▸ Exercise objective: Every record shown below is to be output exactly.

Segment Open

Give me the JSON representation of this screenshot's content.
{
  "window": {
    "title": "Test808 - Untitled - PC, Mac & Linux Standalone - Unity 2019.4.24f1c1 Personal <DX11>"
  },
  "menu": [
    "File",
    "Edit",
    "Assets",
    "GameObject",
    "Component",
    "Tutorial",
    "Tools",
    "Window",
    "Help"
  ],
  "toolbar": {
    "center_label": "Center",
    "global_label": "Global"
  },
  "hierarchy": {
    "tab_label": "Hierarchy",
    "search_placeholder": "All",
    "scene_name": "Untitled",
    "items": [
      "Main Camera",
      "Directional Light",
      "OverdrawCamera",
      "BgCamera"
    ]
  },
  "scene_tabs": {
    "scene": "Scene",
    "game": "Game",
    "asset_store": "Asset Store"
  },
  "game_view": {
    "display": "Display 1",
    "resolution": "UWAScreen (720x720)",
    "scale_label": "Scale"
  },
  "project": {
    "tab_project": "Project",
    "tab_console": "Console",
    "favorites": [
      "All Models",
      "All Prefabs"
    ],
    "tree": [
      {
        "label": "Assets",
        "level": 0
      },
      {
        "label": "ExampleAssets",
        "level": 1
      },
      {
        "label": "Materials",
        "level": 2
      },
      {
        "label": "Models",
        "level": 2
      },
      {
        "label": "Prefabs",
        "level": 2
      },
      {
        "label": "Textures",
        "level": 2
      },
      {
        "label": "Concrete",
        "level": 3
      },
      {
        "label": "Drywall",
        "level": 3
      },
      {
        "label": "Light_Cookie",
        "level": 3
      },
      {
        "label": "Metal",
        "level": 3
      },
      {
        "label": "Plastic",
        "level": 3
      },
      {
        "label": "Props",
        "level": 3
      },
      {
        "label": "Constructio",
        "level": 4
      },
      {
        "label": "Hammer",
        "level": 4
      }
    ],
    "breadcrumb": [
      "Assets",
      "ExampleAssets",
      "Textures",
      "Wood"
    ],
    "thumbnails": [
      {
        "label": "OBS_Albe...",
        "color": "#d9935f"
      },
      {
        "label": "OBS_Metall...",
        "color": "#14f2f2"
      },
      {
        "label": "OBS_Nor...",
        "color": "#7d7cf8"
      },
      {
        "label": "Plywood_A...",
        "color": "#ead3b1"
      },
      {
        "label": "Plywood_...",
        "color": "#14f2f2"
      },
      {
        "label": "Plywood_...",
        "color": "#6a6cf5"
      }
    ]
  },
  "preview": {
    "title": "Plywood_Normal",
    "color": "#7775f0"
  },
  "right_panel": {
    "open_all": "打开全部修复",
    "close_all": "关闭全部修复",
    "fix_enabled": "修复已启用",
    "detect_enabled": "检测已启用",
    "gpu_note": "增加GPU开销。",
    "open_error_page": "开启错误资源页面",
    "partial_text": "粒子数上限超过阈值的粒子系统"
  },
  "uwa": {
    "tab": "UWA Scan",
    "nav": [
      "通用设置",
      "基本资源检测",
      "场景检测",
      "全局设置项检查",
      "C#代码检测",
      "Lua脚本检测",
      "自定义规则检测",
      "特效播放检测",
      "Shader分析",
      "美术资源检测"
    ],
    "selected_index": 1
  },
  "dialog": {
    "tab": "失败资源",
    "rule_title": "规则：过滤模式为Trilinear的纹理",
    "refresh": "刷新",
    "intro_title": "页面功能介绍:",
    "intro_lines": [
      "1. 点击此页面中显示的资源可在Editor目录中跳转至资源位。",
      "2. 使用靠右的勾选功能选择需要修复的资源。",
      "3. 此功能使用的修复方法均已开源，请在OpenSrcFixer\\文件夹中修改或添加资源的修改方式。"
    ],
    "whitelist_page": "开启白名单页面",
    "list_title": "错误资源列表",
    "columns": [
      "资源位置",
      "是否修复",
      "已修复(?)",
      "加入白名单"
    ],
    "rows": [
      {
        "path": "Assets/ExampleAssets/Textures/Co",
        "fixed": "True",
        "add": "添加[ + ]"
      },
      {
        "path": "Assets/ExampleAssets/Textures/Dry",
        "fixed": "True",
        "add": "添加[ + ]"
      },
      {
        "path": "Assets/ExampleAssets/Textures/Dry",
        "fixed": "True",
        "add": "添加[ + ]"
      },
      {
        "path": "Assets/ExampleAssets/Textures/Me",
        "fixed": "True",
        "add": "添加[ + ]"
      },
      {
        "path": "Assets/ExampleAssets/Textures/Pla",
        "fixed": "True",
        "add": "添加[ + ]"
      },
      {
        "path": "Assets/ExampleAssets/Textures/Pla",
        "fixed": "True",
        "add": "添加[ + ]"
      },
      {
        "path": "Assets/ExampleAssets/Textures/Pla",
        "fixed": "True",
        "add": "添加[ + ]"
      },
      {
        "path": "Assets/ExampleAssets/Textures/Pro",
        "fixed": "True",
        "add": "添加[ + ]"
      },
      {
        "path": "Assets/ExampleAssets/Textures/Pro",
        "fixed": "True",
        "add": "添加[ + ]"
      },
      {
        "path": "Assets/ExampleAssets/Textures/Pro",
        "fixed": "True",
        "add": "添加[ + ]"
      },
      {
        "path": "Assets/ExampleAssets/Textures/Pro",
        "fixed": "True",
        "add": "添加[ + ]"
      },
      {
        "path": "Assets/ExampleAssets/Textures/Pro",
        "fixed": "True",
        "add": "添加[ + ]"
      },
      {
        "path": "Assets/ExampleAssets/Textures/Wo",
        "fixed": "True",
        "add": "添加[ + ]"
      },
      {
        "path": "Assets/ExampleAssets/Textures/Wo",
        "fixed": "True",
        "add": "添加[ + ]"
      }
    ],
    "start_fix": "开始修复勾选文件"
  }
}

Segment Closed

▸ Answer to the problem:
Give me the JSON representation of this screenshot's content.
{
  "window": {
    "title": "Test808 - Untitled - PC, Mac & Linux Standalone - Unity 2019.4.24f1c1 Personal <DX11>"
  },
  "menu": [
    "File",
    "Edit",
    "Assets",
    "GameObject",
    "Component",
    "Tutorial",
    "Tools",
    "Window",
    "Help"
  ],
  "toolbar": {
    "center_label": "Center",
    "global_label": "Global"
  },
  "hierarchy": {
    "tab_label": "Hierarchy",
    "search_placeholder": "All",
    "scene_name": "Untitled",
    "items": [
      "Main Camera",
      "Directional Light",
      "OverdrawCamera",
      "BgCamera"
    ]
  },
  "scene_tabs": {
    "scene": "Scene",
    "game": "Game",
    "asset_store": "Asset Store"
  },
  "game_view": {
    "display": "Display 1",
    "resolution": "UWAScreen (720x720)",
    "scale_label": "Scale"
  },
  "project": {
    "tab_project": "Project",
    "tab_console": "Console",
    "favorites": [
      "All Models",
      "All Prefabs"
    ],
    "tree": [
      {
        "label": "Assets",
        "level": 0
      },
      {
        "label": "ExampleAssets",
        "level": 1
      },
      {
        "label": "Materials",
        "level": 2
      },
      {
        "label": "Models",
        "level": 2
      },
      {
        "label": "Prefabs",
        "level": 2
      },
      {
        "label": "Textures",
        "level": 2
      },
      {
        "label": "Concrete",
        "level": 3
      },
      {
        "label": "Drywall",
        "level": 3
      },
      {
        "label": "Light_Cookie",
        "level": 3
      },
      {
        "label": "Metal",
        "level": 3
      },
      {
        "label": "Plastic",
        "level": 3
      },
      {
        "label": "Props",
        "level": 3
      },
      {
        "label": "Constructio",
        "level": 4
      },
      {
        "label": "Hammer",
        "level": 4
      }
    ],
    "breadcrumb": [
      "Assets",
      "ExampleAssets",
      "Textures",
      "Wood"
    ],
    "thumbnails": [
      {
        "label": "OBS_Albe...",
        "color": "#d9935f"
      },
      {
        "label": "OBS_Metall...",
        "color": "#14f2f2"
      },
      {
        "label": "OBS_Nor...",
        "color": "#7d7cf8"
      },
      {
        "label": "Plywood_A...",
        "color": "#ead3b1"
      },
      {
        "label": "Plywood_...",
        "color": "#14f2f2"
      },
      {
        "label": "Plywood_...",
        "color": "#6a6cf5"
      }
    ]
  },
  "preview": {
    "title": "Plywood_Normal",
    "color": "#7775f0"
  },
  "right_panel": {
    "open_all": "打开全部修复",
    "close_all": "关闭全部修复",
    "fix_enabled": "修复已启用",
    "detect_enabled": "检测已启用",
    "gpu_note": "增加GPU开销。",
    "open_error_page": "开启错误资源页面",
    "partial_text": "粒子数上限超过阈值的粒子系统"
  },
  "uwa": {
    "tab": "UWA Scan",
    "nav": [
      "通用设置",
      "基本资源检测",
      "场景检测",
      "全局设置项检查",
      "C#代码检测",
      "Lua脚本检测",
      "自定义规则检测",
      "特效播放检测",
      "Shader分析",
      "美术资源检测"
    ],
    "selected_index": 1
  },
  "dialog": {
    "tab": "失败资源",
    "rule_title": "规则：过滤模式为Trilinear的纹理",
    "refresh": "刷新",
    "intro_title": "页面功能介绍:",
    "intro_lines": [
      "1. 点击此页面中显示的资源可在Editor目录中跳转至资源位。",
      "2. 使用靠右的勾选功能选择需要修复的资源。",
      "3. 此功能使用的修复方法均已开源，请在OpenSrcFixer\\文件夹中修改或添加资源的修改方式。"
    ],
    "whitelist_page": "开启白名单页面",
    "list_title": "错误资源列表",
    "columns": [
      "资源位置",
      "是否修复",
      "已修复(?)",
      "加入白名单"
    ],
    "rows": [
      {
        "path": "Assets/ExampleAssets/Textures/Co",
        "fixed": "True",
        "add": "添加[ + ]"
      },
      {
        "path": "Assets/ExampleAssets/Textures/Dry",
        "fixed": "True",
        "add": "添加[ + ]"
      },
      {
        "path": "Assets/ExampleAssets/Textures/Dry",
        "fixed": "True",
        "add": "添加[ + ]"
      },
      {
        "path": "Assets/ExampleAssets/Textures/Me",
        "fixed": "True",
        "add": "添加[ + ]"
      },
      {
        "path": "Assets/ExampleAssets/Textures/Pla",
        "fixed": "True",
        "add": "添加[ + ]"
      },
      {
        "path": "Assets/ExampleAssets/Textures/Pla",
        "fixed": "True",
        "add": "添加[ + ]"
      },
      {
        "path": "Assets/ExampleAssets/Textures/Pla",
        "fixed": "True",
        "add": "添加[ + ]"
      },
      {
        "path": "Assets/ExampleAssets/Textures/Pro",
        "fixed": "True",
        "add": "添加[ + ]"
      },
      {
        "path": "Assets/ExampleAssets/Textures/Pro",
        "fixed": "True",
        "add": "添加[ + ]"
      },
      {
        "path": "Assets/ExampleAssets/Textures/Pro",
        "fixed": "True",
        "add": "添加[ + ]"
      },
      {
        "path": "Assets/ExampleAssets/Textures/Pro",
        "fixed": "True",
        "add": "添加[ + ]"
      },
      {
        "path": "Assets/ExampleAssets/Textures/Pro",
        "fixed": "True",
        "add": "添加[ + ]"
      },
      {
        "path": "Assets/ExampleAssets/Textures/Wo",
        "fixed": "True",
        "add": "添加[ + ]"
      },
      {
        "path": "Assets/ExampleAssets/Textures/Wo",
        "fixed": "True",
        "add": "添加[ + ]"
      }
    ],
    "start_fix": "开始修复勾选文件"
  }
}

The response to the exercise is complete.